## Problem
Reproduce the data exactly.

Dataset rows describing interfaces:
:::::
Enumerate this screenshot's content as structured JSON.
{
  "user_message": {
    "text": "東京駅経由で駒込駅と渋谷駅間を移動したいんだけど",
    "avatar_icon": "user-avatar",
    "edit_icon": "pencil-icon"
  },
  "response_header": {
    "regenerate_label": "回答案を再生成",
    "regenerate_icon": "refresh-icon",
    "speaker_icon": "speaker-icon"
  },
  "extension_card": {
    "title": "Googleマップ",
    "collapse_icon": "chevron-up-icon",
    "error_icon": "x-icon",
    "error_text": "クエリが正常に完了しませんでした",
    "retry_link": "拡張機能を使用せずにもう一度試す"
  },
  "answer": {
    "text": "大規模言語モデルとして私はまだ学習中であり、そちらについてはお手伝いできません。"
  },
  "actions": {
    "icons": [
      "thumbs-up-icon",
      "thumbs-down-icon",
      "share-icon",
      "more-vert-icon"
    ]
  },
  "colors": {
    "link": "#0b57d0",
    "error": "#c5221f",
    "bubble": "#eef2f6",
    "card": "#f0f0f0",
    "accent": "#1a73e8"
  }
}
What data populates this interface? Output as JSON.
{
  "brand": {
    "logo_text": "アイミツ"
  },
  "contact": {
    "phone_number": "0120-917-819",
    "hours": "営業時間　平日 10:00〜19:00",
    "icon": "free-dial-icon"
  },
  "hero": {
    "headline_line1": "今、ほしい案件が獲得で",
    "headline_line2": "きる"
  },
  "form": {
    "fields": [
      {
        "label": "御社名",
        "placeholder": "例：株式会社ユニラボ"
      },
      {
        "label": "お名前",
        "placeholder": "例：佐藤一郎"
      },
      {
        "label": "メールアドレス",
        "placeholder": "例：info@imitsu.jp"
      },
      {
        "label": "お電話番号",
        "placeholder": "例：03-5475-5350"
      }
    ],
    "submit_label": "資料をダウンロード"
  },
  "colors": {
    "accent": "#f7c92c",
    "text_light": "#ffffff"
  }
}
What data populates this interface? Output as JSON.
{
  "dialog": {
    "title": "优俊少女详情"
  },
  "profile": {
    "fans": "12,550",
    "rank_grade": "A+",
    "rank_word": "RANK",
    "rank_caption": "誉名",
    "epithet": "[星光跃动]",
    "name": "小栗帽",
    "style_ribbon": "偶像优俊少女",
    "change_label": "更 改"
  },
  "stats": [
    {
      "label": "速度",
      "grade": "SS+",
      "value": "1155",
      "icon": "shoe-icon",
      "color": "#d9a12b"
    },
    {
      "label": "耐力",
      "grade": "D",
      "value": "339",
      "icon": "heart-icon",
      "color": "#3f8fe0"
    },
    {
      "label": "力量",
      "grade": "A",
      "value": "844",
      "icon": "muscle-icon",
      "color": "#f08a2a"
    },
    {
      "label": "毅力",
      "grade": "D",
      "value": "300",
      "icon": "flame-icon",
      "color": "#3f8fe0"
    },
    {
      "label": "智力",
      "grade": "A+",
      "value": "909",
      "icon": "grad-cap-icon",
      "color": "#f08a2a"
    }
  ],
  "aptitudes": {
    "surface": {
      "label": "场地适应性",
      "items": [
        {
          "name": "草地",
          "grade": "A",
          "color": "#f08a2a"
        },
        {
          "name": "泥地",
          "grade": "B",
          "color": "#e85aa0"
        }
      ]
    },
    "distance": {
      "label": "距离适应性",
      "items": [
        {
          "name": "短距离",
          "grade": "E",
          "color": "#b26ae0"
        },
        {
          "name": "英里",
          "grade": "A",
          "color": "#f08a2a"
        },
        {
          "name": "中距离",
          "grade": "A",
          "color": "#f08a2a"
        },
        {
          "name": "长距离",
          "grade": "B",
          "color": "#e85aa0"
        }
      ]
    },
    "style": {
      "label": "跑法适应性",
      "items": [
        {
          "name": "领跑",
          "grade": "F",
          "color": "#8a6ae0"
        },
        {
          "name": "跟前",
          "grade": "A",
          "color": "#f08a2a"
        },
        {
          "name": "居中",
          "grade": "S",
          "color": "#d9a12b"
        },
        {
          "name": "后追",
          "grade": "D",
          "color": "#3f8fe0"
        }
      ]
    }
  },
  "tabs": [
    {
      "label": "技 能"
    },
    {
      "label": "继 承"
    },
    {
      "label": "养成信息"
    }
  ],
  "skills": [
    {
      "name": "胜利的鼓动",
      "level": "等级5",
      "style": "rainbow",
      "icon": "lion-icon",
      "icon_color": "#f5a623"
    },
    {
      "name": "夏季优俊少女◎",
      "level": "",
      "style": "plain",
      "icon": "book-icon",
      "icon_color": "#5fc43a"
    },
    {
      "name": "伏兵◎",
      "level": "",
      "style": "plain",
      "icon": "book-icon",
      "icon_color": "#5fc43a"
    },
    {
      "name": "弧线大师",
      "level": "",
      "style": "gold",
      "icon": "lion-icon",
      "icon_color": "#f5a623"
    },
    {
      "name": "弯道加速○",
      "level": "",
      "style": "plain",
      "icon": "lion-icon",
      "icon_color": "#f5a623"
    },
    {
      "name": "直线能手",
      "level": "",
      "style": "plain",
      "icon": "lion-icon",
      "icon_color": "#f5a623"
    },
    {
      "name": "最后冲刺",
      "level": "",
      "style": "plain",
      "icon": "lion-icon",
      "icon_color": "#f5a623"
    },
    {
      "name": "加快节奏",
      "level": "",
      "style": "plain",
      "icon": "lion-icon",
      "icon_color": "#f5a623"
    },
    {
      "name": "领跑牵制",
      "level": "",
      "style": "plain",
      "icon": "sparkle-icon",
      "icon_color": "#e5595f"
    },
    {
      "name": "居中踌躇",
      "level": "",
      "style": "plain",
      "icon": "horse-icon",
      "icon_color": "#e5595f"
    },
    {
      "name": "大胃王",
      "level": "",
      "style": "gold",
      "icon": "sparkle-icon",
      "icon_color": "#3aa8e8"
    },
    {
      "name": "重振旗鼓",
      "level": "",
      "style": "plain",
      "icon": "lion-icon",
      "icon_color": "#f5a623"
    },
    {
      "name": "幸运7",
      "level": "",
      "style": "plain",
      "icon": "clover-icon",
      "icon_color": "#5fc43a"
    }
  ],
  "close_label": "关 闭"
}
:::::
## Expected output
Enumerate this screenshot's content as structured JSON.
{
  "user_message": {
    "text": "東京駅経由で駒込駅と渋谷駅間を移動したいんだけど",
    "avatar_icon": "user-avatar",
    "edit_icon": "pencil-icon"
  },
  "response_header": {
    "regenerate_label": "回答案を再生成",
    "regenerate_icon": "refresh-icon",
    "speaker_icon": "speaker-icon"
  },
  "extension_card": {
    "title": "Googleマップ",
    "collapse_icon": "chevron-up-icon",
    "error_icon": "x-icon",
    "error_text": "クエリが正常に完了しませんでした",
    "retry_link": "拡張機能を使用せずにもう一度試す"
  },
  "answer": {
    "text": "大規模言語モデルとして私はまだ学習中であり、そちらについてはお手伝いできません。"
  },
  "actions": {
    "icons": [
      "thumbs-up-icon",
      "thumbs-down-icon",
      "share-icon",
      "more-vert-icon"
    ]
  },
  "colors": {
    "link": "#0b57d0",
    "error": "#c5221f",
    "bubble": "#eef2f6",
    "card": "#f0f0f0",
    "accent": "#1a73e8"
  }
}
What data populates this interface? Output as JSON.
{
  "brand": {
    "logo_text": "アイミツ"
  },
  "contact": {
    "phone_number": "0120-917-819",
    "hours": "営業時間　平日 10:00〜19:00",
    "icon": "free-dial-icon"
  },
  "hero": {
    "headline_line1": "今、ほしい案件が獲得で",
    "headline_line2": "きる"
  },
  "form": {
    "fields": [
      {
        "label": "御社名",
        "placeholder": "例：株式会社ユニラボ"
      },
      {
        "label": "お名前",
        "placeholder": "例：佐藤一郎"
      },
      {
        "label": "メールアドレス",
        "placeholder": "例：info@imitsu.jp"
      },
      {
        "label": "お電話番号",
        "placeholder": "例：03-5475-5350"
      }
    ],
    "submit_label": "資料をダウンロード"
  },
  "colors": {
    "accent": "#f7c92c",
    "text_light": "#ffffff"
  }
}
What data populates this interface? Output as JSON.
{
  "dialog": {
    "title": "优俊少女详情"
  },
  "profile": {
    "fans": "12,550",
    "rank_grade": "A+",
    "rank_word": "RANK",
    "rank_caption": "誉名",
    "epithet": "[星光跃动]",
    "name": "小栗帽",
    "style_ribbon": "偶像优俊少女",
    "change_label": "更 改"
  },
  "stats": [
    {
      "label": "速度",
      "grade": "SS+",
      "value": "1155",
      "icon": "shoe-icon",
      "color": "#d9a12b"
    },
    {
      "label": "耐力",
      "grade": "D",
      "value": "339",
      "icon": "heart-icon",
      "color": "#3f8fe0"
    },
    {
      "label": "力量",
      "grade": "A",
      "value": "844",
      "icon": "muscle-icon",
      "color": "#f08a2a"
    },
    {
      "label": "毅力",
      "grade": "D",
      "value": "300",
      "icon": "flame-icon",
      "color": "#3f8fe0"
    },
    {
      "label": "智力",
      "grade": "A+",
      "value": "909",
      "icon": "grad-cap-icon",
      "color": "#f08a2a"
    }
  ],
  "aptitudes": {
    "surface": {
      "label": "场地适应性",
      "items": [
        {
          "name": "草地",
          "grade": "A",
          "color": "#f08a2a"
        },
        {
          "name": "泥地",
          "grade": "B",
          "color": "#e85aa0"
        }
      ]
    },
    "distance": {
      "label": "距离适应性",
      "items": [
        {
          "name": "短距离",
          "grade": "E",
          "color": "#b26ae0"
        },
        {
          "name": "英里",
          "grade": "A",
          "color": "#f08a2a"
        },
        {
          "name": "中距离",
          "grade": "A",
          "color": "#f08a2a"
        },
        {
          "name": "长距离",
          "grade": "B",
          "color": "#e85aa0"
        }
      ]
    },
    "style": {
      "label": "跑法适应性",
      "items": [
        {
          "name": "领跑",
          "grade": "F",
          "color": "#8a6ae0"
        },
        {
          "name": "跟前",
          "grade": "A",
          "color": "#f08a2a"
        },
        {
          "name": "居中",
          "grade": "S",
          "color": "#d9a12b"
        },
        {
          "name": "后追",
          "grade": "D",
          "color": "#3f8fe0"
        }
      ]
    }
  },
  "tabs": [
    {
      "label": "技 能"
    },
    {
      "label": "继 承"
    },
    {
      "label": "养成信息"
    }
  ],
  "skills": [
    {
      "name": "胜利的鼓动",
      "level": "等级5",
      "style": "rainbow",
      "icon": "lion-icon",
      "icon_color": "#f5a623"
    },
    {
      "name": "夏季优俊少女◎",
      "level": "",
      "style": "plain",
      "icon": "book-icon",
      "icon_color": "#5fc43a"
    },
    {
      "name": "伏兵◎",
      "level": "",
      "style": "plain",
      "icon": "book-icon",
      "icon_color": "#5fc43a"
    },
    {
      "name": "弧线大师",
      "level": "",
      "style": "gold",
      "icon": "lion-icon",
      "icon_color": "#f5a623"
    },
    {
      "name": "弯道加速○",
      "level": "",
      "style": "plain",
      "icon": "lion-icon",
      "icon_color": "#f5a623"
    },
    {
      "name": "直线能手",
      "level": "",
      "style": "plain",
      "icon": "lion-icon",
      "icon_color": "#f5a623"
    },
    {
      "name": "最后冲刺",
      "level": "",
      "style": "plain",
      "icon": "lion-icon",
      "icon_color": "#f5a623"
    },
    {
      "name": "加快节奏",
      "level": "",
      "style": "plain",
      "icon": "lion-icon",
      "icon_color": "#f5a623"
    },
    {
      "name": "领跑牵制",
      "level": "",
      "style": "plain",
      "icon": "sparkle-icon",
      "icon_color": "#e5595f"
    },
    {
      "name": "居中踌躇",
      "level": "",
      "style": "plain",
      "icon": "horse-icon",
      "icon_color": "#e5595f"
    },
    {
      "name": "大胃王",
      "level": "",
      "style": "gold",
      "icon": "sparkle-icon",
      "icon_color": "#3aa8e8"
    },
    {
      "name": "重振旗鼓",
      "level": "",
      "style": "plain",
      "icon": "lion-icon",
      "icon_color": "#f5a623"
    },
    {
      "name": "幸运7",
      "level": "",
      "style": "plain",
      "icon": "clover-icon",
      "icon_color": "#5fc43a"
    }
  ],
  "close_label": "关 闭"
}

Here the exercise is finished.